On Wednesday the Catalan Health Ministry confirmed what many experts had been saying for quite some time: the number of COVID-19 cases and fatalities is much higher that the official records have been showing. in fact, the number of deaths doubled and the number of positive cases nearly trebled overnight. Until recently the official scorecard would only include patients who had died in hospital after testing positive on a PCR test, but in actual fact the death toll is much worse.
The first alarm bell was rung when the figures released by the public health authorities were nowhere near the reported number of deceased residents in care homes, first in Madrid and then in Catalonia. A week ago the Spanish government themselves urged the regional authorities to provide a more accurate tally by using additional sources, such as records provided by funeral homes and the civil registry, and to include suspected positive cases.
Surprisingly enough, when Catalonia presented its new figures, the Spanish government’s spokesperson, minister María Jesús Montero, rebuffed them and spoke of the need “to avoid guesswork when it comes to serious matters”. So, what’s happening, then? Do we want to know the truth or not? Or is it that perhaps they don’t want a surge in the official figures that might ruin PM Sánchez’s media spin?
The public deserve to be treated respectfully and like adults, making all data available to them. Otherwise we would be encouraging distrust and conspiracy theories. The act of transparency by the Catalan authorities is a step in the right direction and it should be an example to the other administrations. If we wish to beat this pandemic, we need to know its actual scope, for the sake of its victims, and also to make it easier for scientists to do their job now and in the future.

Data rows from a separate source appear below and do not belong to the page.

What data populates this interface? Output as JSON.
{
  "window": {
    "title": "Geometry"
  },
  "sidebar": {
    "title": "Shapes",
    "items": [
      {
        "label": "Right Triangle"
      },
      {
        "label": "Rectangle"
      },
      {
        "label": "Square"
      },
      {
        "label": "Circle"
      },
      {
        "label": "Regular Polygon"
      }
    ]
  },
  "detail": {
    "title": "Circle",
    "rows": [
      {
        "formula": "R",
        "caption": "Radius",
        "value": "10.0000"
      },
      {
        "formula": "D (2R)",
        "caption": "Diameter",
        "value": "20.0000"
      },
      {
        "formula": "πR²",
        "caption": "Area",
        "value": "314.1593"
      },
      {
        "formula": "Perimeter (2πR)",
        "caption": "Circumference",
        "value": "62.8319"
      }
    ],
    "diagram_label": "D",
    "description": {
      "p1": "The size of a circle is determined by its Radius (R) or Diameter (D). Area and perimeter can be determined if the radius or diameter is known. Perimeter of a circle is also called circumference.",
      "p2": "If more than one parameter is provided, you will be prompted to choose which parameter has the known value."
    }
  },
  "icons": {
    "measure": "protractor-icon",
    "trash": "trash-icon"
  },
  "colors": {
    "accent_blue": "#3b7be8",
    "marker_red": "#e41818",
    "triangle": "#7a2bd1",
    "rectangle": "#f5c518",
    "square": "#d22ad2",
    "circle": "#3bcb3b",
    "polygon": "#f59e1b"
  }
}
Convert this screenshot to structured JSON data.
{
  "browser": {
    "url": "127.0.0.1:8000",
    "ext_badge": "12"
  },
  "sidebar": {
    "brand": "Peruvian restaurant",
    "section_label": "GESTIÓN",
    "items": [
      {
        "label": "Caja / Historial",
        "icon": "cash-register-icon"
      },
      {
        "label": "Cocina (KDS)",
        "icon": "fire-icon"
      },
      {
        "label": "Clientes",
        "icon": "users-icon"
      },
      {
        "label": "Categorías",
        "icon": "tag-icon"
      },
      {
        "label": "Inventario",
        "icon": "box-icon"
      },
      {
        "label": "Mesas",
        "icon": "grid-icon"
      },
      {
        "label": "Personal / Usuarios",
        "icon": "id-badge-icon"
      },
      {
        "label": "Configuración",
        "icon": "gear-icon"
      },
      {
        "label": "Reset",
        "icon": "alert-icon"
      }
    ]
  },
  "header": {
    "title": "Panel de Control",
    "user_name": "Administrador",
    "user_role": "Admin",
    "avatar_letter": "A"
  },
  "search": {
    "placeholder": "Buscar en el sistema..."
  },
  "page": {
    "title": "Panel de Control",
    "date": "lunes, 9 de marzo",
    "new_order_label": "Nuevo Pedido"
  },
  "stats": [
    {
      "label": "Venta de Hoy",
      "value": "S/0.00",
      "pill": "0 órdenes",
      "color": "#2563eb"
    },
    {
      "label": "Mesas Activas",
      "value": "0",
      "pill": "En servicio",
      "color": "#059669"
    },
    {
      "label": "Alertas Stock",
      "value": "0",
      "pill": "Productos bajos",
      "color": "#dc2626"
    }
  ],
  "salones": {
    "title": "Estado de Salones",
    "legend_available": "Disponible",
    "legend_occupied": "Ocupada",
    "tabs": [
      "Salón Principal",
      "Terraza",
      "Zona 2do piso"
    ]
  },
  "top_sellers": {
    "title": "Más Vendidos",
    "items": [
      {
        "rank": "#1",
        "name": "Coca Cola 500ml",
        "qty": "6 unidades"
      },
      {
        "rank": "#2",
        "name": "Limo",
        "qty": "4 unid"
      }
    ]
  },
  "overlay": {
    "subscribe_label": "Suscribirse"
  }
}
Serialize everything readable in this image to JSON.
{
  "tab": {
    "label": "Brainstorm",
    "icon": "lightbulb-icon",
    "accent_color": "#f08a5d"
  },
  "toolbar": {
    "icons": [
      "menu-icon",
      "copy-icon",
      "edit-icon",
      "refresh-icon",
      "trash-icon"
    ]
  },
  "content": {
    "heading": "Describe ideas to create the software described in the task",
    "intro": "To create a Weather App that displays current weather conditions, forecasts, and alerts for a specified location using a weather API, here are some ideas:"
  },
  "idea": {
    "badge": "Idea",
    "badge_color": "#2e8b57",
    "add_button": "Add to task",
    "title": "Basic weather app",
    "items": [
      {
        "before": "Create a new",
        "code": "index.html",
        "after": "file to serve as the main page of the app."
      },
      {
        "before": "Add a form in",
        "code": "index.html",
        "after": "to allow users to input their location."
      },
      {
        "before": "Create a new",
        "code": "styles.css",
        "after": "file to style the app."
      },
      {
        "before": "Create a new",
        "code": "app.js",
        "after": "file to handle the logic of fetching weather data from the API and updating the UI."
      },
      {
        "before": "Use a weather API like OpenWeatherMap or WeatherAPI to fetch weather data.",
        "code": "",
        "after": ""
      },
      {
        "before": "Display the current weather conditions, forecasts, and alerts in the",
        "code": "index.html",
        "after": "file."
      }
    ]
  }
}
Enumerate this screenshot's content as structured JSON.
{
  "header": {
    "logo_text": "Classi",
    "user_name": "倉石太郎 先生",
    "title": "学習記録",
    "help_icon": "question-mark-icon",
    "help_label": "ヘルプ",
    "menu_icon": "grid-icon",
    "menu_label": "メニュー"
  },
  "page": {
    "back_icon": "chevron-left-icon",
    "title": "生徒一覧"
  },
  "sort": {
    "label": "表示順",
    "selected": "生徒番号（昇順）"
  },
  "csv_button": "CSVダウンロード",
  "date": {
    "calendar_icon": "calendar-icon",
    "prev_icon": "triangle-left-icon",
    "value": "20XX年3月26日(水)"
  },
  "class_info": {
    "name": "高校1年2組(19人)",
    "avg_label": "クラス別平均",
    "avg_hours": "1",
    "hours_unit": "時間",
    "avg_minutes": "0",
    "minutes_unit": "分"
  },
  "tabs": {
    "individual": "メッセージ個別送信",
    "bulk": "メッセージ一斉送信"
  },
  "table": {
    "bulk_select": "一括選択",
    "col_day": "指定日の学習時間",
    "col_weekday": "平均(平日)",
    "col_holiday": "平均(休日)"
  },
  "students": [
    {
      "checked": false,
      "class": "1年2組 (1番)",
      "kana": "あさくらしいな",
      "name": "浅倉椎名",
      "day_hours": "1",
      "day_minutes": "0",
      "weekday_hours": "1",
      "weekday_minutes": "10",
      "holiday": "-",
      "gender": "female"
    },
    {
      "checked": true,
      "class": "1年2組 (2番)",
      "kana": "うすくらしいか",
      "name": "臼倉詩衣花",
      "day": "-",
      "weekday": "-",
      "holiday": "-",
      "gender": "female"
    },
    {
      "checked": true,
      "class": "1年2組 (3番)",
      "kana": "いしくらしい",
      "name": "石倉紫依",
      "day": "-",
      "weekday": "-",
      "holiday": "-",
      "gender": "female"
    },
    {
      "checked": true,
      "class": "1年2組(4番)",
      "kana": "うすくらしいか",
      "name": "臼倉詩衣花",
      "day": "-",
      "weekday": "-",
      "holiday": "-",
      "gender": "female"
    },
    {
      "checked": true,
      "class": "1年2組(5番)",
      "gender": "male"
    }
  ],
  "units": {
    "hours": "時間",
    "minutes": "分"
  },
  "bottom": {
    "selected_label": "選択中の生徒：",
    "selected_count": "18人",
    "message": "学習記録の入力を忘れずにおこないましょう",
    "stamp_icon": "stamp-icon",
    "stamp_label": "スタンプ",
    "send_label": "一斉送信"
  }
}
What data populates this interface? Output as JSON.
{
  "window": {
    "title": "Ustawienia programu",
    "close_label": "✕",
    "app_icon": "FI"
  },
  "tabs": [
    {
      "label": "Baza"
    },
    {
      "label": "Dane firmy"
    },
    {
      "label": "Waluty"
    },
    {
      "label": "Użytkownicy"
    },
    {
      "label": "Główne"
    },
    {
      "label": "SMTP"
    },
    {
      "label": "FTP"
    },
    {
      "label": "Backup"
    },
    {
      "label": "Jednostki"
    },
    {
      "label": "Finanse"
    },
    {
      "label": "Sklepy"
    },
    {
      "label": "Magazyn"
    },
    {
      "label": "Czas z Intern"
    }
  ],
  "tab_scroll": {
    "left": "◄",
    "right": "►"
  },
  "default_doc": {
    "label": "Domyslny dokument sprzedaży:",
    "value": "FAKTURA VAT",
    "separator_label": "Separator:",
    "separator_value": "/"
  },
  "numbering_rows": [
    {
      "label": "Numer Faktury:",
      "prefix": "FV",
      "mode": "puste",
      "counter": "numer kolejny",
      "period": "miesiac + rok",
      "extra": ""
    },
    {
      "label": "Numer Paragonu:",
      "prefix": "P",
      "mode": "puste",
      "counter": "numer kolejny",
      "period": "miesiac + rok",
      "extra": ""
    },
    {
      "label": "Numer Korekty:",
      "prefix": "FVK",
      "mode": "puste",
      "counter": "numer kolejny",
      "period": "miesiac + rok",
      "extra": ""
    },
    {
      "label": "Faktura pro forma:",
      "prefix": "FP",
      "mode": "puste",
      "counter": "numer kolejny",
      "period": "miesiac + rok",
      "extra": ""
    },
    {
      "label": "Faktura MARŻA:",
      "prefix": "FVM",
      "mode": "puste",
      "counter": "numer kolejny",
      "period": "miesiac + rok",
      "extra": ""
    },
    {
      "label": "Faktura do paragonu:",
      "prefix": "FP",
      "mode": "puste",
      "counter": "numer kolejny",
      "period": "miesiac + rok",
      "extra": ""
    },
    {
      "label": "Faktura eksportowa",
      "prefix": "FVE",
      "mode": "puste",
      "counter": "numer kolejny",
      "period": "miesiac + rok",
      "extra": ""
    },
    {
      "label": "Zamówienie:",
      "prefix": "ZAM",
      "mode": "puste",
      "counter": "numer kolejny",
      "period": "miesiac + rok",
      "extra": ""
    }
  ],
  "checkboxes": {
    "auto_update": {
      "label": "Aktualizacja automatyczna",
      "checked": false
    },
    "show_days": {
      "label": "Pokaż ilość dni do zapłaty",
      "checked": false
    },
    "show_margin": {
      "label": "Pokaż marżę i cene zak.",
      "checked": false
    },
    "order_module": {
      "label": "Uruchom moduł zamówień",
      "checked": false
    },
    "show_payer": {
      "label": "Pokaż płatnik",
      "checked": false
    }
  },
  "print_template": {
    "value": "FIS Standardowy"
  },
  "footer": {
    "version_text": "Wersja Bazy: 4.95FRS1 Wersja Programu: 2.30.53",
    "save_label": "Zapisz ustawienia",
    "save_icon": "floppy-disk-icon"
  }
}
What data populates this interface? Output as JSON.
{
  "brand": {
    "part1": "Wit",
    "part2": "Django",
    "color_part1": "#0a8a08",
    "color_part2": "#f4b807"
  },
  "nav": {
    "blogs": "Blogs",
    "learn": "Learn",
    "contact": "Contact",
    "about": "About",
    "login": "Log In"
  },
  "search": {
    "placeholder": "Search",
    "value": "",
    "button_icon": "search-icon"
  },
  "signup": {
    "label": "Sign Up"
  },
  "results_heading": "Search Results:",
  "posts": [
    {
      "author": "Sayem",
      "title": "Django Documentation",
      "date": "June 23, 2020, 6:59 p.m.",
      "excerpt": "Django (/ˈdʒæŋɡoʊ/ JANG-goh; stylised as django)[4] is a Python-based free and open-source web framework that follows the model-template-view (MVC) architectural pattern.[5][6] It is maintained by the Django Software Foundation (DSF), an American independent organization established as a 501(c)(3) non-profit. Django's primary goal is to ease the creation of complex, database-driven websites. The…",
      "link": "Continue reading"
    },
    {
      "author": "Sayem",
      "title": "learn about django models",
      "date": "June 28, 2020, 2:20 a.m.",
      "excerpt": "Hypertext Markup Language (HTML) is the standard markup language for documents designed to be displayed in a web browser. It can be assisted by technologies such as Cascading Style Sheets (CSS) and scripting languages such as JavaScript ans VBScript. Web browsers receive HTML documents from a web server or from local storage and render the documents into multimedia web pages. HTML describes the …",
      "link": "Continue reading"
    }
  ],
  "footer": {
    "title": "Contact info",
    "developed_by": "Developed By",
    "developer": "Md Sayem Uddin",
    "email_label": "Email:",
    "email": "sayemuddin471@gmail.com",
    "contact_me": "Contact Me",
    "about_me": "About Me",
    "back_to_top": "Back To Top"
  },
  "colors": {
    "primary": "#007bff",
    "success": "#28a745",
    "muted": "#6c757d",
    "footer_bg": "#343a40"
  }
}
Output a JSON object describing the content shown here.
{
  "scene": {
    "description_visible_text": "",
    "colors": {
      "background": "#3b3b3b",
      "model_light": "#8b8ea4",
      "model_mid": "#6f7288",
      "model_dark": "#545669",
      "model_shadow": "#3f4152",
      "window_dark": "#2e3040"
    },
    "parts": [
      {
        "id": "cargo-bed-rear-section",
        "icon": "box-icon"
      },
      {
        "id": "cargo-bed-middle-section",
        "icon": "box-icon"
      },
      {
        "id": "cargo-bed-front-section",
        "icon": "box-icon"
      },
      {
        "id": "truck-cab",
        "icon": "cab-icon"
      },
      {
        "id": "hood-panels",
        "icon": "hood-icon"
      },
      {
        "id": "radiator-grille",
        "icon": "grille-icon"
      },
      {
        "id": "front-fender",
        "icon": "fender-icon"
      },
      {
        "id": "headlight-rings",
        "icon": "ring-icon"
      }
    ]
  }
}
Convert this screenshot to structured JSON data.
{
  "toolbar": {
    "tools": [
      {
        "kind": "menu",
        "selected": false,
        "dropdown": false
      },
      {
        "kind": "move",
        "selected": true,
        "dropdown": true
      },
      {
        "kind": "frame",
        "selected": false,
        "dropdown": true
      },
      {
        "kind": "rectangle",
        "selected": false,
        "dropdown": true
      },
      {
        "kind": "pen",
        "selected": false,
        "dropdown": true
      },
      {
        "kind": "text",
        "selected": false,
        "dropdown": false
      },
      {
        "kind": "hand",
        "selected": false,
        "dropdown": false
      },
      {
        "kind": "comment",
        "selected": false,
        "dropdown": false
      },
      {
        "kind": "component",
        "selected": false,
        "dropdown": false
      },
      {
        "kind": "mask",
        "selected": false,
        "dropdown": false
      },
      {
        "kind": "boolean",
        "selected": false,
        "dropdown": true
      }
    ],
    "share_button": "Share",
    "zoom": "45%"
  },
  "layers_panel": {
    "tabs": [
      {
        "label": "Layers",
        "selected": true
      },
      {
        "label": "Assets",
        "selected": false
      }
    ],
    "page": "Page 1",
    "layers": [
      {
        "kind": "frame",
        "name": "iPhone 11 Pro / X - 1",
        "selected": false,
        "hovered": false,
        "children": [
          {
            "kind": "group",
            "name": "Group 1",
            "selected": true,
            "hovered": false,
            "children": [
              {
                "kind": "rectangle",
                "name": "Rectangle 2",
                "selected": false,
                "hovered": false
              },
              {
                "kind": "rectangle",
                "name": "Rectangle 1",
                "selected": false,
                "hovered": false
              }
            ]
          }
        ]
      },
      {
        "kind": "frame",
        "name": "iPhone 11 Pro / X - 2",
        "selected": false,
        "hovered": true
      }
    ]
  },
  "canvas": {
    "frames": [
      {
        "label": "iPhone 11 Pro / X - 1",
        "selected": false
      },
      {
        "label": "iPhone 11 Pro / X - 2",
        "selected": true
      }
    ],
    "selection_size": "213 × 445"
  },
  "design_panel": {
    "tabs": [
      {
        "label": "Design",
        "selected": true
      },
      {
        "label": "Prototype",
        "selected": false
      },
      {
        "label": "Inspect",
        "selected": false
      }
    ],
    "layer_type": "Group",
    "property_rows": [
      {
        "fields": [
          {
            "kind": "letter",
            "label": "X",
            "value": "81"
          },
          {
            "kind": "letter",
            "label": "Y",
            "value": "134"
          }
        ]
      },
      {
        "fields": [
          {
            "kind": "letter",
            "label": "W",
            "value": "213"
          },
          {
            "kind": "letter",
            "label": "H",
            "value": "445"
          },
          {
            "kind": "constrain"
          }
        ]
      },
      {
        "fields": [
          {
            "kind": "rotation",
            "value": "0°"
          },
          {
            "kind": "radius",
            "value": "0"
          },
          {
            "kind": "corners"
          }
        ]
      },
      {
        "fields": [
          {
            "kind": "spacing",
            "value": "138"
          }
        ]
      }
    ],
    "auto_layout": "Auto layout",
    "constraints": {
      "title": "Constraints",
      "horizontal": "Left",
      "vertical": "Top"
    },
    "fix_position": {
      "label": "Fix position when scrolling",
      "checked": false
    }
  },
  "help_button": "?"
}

The tussle over the COVID-19 figures conceals a much more worrying issue. Why on earth can’t the various administrations come to an agreement, not even on a single record keeping system? The situation is so shambolic that we are presently unable to know exactly how many patients are being treated in an intensive care unit in Spain. How can the authorities be trusted when they display such informative incompetence?
If we look elsewhere, we will see the same shambles abroad, with every country keeping their own scorecard in their own, often deficient way. The WHO should be able to provide universal criteria that allow epidemiologists to learn the true spread of the pandemic. We are not living in the early 20th century, when the Spanish flu killed between 30 and 50 million, and specialists today are still arguing about the actual death toll. In the 21st century we should be able to know what has caused every fatality and how many positive cases there are. We should be able to receive a an accurate daily update on how the pandemic is progressing. It is unacceptable that information should be concealed for partisan reasons or to preserve the good name of a country.